The Task Force is not the first to use estimates of coastal risk to encourage specific financial investment and land management practices.  But developing a land management plan that incorporates public concerns about the environment and community well-being is significant enough to warrant its own discussion regardless of concerns about changing flood risk. 

Public funds spent on reinventing infrastructure cannot be spent elsewhere such as, improving county schools, public parks or whatever the public would like to see in their community. 

Still, the sea level rise predictions bring up many important issues, moral and economic, that the South Florida public needs to discuss.  For instance,
·      Given the report’s use of a predicted two-foot sea level rise by 2060, is it reasonable to invest the public's limited financial resources into infrastructure for a city that is effectively (and rapidly) sinking?  
·      If the public is footing the bill for keeping the sea at a safe distance, who should benefit from the investment and what should that benefit look like?
·      What does adopting a larger view of flood risk mean for the equitable distribution of that risk in accordance with National Flood Insurance Program goals?

These tradeoffs are central for political debate.  Yet, they have been easily masked in discussions about flood science as issues of zoning, preservation and community were once hidden behind quick declarations of ill-defined urban blight.

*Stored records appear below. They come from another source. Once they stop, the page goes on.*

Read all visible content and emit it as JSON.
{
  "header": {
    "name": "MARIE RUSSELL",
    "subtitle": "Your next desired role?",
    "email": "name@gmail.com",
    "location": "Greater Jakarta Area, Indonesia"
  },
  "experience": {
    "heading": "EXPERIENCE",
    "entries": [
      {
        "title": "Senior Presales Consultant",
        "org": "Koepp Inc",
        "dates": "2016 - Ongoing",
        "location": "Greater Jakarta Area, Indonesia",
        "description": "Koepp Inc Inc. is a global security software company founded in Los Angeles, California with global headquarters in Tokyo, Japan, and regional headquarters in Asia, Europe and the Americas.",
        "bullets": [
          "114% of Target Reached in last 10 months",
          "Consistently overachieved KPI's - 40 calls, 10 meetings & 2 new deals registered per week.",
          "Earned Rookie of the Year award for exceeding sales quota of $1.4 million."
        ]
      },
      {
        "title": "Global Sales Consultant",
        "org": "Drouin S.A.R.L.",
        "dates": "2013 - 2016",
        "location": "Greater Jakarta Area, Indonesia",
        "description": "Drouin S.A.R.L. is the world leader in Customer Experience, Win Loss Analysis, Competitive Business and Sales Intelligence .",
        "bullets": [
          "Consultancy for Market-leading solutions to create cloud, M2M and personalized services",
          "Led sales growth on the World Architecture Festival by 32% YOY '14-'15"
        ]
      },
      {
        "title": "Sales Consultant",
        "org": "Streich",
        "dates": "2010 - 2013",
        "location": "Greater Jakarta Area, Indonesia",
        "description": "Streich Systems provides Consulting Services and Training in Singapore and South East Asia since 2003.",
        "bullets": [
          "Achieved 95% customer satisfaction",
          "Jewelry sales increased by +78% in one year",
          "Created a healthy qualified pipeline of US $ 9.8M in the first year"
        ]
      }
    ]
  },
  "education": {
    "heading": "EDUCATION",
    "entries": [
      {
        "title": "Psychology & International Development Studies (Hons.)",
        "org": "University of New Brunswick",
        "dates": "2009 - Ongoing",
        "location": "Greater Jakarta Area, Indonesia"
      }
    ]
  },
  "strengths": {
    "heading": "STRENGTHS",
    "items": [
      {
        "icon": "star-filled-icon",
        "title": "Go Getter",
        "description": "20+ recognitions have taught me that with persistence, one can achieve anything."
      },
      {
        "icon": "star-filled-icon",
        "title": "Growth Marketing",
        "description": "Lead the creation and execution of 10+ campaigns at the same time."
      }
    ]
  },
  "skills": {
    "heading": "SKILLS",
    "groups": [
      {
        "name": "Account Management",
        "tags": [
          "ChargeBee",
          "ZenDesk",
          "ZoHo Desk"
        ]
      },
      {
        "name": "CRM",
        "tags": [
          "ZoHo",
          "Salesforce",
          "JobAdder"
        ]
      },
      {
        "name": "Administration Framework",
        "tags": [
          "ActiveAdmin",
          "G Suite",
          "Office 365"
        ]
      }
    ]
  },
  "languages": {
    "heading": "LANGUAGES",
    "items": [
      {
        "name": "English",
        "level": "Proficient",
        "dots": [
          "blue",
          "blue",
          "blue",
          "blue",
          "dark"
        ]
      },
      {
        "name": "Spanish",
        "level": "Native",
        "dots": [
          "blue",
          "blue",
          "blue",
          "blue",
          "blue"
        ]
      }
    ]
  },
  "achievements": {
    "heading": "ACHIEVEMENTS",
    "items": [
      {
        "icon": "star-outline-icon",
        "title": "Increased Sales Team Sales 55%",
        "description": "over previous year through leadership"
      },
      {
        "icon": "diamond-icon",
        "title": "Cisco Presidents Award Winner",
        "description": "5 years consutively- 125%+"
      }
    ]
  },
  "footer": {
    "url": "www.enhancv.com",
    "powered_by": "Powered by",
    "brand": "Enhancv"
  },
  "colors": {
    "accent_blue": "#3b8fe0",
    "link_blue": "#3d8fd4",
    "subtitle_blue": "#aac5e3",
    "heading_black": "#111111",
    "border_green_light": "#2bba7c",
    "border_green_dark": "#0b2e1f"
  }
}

Recently, Ruvin announced that Miami-Dade Commissioner Rebeca Sosa will be taking over his position as Task Force Chair.  Sosa has been active in Miami-Dade County politics since at least the mid-90's and served on several committees responsible for county planning and "revitalization."  Figures as much.